When the charismatic Isaac Shepherd returns to the island of San Christobal it is to lead an independence movement that for a time unites all the island’s diverse groups – Africans, Indians and Chinese – against the colonial establishment. But each group relates in different ways to colonialism and their failure to communicate openly about those differences leads to mutual suspicions that provide their enemies with the means to destroy them. Parallel to the world of the political leaders is the tight bond between their sons, including the white son of the reactionary chief of police, and Ma Shepherd, Isaac Shepherd’s mother. They are the Age and Innocence of the novel’s title, though the nature of innocence is thoroughly deconstructed.
In what is still one of the most insightful explorations of the nature of race and ethnicity in colonial and postcolonial societies, Lamming reaches far beneath the surface of ethnic difference into the very heart of the processes of perception, communication and coming to knowledge. In a classic novel that is tense and tragic in its denouement and throughout deeply enquiring, Lamming has written one of the half dozen most important Caribbean novels of all time. In its tension between tragedy and hope, its poetry and multiple layerings, Lamming's novel invites the reader to envision both the possibilities of radical change and the difficulty of achieving it.
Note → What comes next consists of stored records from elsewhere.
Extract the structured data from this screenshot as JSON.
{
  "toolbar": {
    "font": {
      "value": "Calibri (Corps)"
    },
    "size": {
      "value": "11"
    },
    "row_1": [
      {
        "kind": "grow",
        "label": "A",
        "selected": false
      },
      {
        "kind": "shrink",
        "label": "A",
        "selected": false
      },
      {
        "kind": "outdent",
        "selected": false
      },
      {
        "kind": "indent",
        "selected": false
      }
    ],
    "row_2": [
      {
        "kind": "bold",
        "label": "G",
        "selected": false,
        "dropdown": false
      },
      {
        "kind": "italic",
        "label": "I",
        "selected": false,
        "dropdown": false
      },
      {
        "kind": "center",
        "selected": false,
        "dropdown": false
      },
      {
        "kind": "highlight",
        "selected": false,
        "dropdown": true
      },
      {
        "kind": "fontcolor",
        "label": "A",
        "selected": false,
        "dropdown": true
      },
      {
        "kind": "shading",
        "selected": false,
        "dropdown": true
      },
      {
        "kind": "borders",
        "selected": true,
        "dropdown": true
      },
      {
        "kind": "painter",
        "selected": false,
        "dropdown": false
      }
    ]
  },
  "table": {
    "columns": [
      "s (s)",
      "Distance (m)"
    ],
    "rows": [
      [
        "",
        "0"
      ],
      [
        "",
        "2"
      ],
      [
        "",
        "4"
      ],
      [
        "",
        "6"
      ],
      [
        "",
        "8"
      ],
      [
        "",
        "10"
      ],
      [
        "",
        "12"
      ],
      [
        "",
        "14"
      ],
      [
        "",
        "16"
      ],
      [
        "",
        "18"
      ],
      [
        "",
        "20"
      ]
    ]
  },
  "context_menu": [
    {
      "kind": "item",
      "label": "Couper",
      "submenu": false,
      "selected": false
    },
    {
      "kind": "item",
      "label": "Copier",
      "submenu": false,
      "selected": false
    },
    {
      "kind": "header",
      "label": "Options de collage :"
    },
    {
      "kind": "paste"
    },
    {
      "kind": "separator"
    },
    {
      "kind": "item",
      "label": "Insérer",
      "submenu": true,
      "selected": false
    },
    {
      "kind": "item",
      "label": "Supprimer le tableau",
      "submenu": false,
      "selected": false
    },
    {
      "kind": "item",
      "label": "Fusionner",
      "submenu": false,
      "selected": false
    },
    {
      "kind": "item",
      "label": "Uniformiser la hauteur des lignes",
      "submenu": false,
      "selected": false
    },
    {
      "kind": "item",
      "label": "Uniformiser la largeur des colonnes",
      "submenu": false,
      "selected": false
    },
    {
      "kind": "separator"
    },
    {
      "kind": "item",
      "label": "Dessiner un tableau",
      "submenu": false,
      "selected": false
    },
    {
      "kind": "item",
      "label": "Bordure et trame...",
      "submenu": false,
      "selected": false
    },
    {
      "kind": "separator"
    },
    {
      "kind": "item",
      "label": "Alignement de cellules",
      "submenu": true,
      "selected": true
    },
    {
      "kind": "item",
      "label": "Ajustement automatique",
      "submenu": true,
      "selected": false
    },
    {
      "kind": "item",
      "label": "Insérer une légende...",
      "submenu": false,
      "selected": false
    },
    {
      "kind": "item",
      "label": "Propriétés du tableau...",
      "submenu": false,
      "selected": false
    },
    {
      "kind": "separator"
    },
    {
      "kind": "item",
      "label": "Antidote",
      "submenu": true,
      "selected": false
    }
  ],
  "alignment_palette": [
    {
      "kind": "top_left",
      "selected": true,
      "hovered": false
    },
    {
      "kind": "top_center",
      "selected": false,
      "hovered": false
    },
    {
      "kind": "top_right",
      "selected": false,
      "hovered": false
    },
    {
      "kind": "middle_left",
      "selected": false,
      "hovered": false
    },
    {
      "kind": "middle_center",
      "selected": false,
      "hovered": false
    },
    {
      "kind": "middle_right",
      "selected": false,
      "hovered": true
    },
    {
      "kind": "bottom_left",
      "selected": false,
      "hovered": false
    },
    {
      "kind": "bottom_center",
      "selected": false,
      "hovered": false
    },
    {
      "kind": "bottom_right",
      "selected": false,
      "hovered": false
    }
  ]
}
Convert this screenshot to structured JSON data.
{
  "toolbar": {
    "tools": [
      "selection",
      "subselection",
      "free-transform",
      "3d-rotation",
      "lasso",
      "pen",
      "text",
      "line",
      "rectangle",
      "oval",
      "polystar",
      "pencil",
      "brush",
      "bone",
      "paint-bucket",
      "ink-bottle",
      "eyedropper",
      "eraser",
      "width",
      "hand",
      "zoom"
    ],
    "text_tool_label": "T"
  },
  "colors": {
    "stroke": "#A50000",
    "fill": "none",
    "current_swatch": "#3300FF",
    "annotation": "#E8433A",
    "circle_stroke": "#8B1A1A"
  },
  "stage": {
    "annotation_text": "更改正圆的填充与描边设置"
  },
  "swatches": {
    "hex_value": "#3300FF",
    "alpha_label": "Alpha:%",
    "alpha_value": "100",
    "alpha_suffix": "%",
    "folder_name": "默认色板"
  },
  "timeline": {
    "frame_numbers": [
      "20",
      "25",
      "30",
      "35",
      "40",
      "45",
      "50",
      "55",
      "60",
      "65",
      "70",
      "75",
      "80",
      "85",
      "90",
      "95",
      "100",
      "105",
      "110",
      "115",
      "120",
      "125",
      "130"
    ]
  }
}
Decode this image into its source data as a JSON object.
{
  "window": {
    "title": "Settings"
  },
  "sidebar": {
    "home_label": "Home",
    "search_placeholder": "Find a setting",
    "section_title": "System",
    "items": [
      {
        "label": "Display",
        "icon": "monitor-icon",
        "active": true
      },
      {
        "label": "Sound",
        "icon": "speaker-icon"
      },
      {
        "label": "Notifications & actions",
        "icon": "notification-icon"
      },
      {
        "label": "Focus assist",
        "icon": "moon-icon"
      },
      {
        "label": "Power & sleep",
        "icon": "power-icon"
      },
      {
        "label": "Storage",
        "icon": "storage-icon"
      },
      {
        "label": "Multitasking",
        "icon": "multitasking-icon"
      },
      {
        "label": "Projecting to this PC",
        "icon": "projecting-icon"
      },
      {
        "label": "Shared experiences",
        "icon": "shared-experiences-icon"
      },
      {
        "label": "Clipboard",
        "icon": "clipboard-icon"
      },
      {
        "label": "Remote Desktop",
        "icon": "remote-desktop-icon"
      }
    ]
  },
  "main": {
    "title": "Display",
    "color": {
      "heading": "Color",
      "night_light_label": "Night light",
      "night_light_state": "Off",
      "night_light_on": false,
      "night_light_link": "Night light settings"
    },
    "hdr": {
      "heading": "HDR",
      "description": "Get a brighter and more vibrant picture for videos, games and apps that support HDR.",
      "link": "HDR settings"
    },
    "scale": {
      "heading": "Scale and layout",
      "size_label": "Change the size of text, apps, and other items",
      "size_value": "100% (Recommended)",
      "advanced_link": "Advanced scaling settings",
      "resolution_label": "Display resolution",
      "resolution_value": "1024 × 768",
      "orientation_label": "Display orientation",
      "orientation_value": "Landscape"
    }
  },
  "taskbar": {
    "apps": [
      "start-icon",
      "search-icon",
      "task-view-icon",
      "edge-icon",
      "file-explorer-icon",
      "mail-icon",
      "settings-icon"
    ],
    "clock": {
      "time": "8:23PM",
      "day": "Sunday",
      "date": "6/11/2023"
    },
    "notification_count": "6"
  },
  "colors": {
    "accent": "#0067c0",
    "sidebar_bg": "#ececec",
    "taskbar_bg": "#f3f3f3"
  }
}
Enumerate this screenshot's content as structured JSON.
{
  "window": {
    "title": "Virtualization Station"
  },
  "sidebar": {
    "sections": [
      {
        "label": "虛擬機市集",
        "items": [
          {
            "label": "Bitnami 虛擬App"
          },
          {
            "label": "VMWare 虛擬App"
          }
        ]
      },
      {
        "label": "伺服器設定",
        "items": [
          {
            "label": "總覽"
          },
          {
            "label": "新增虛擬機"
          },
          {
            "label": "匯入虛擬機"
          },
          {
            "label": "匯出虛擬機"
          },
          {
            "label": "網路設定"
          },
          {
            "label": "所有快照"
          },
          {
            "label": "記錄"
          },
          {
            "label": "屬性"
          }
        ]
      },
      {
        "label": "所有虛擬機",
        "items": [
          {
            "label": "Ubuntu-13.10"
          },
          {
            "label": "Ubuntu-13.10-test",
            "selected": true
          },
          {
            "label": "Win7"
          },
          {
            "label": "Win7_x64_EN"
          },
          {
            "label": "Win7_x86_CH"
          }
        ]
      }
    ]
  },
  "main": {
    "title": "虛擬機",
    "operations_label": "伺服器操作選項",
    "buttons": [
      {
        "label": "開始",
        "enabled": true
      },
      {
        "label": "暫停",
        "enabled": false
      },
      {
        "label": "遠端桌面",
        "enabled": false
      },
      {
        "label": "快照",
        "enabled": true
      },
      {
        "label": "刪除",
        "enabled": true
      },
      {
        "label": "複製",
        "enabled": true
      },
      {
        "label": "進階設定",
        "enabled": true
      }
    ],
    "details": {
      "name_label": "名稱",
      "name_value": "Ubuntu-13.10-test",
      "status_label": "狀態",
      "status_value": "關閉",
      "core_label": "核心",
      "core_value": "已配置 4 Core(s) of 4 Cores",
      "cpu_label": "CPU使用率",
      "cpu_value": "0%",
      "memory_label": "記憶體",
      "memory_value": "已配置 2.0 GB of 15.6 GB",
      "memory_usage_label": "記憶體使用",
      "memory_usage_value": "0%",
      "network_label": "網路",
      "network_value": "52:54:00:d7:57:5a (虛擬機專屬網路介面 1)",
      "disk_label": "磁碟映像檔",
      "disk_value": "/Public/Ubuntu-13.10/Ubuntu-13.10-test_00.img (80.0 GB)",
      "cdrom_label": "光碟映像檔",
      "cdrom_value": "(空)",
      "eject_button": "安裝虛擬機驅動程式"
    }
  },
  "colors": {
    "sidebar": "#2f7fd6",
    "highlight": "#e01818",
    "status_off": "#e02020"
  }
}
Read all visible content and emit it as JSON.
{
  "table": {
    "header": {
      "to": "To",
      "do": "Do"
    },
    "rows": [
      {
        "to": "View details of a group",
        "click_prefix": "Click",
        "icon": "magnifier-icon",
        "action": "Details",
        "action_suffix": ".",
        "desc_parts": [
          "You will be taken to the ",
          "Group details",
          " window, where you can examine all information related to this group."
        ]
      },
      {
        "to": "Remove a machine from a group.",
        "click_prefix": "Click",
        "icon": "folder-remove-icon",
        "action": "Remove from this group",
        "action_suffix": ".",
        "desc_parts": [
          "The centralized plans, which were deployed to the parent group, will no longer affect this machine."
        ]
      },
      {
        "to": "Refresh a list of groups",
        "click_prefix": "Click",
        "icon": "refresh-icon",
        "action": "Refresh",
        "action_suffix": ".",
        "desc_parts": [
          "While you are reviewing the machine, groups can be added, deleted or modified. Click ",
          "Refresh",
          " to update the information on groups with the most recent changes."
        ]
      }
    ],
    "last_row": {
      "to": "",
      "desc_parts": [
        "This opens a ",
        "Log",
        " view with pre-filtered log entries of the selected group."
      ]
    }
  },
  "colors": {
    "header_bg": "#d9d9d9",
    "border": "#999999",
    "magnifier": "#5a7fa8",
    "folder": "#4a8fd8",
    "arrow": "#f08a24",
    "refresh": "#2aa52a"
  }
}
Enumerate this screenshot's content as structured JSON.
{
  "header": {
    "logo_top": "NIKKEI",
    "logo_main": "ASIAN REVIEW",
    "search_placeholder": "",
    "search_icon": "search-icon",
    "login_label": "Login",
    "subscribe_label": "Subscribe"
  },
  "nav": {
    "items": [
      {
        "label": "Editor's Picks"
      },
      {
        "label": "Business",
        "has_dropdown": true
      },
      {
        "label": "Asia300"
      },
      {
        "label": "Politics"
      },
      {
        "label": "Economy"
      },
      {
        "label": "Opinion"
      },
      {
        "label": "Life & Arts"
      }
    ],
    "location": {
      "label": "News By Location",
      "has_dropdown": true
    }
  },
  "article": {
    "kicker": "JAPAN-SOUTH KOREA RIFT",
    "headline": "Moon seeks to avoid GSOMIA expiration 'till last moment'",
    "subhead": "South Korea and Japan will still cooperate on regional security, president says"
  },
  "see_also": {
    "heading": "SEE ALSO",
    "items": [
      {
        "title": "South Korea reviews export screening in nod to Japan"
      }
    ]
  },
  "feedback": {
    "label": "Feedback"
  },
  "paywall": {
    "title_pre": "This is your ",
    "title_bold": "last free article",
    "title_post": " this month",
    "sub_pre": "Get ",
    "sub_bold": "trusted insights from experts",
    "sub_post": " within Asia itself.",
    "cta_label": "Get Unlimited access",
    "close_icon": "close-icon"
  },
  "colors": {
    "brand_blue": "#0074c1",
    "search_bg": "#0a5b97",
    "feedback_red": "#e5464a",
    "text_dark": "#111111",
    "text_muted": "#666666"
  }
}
George Lamming was born in Barbados in 1927. He is the author of several of the most important Caribbean novels of all time.
With an introduction by Jeremy Poynting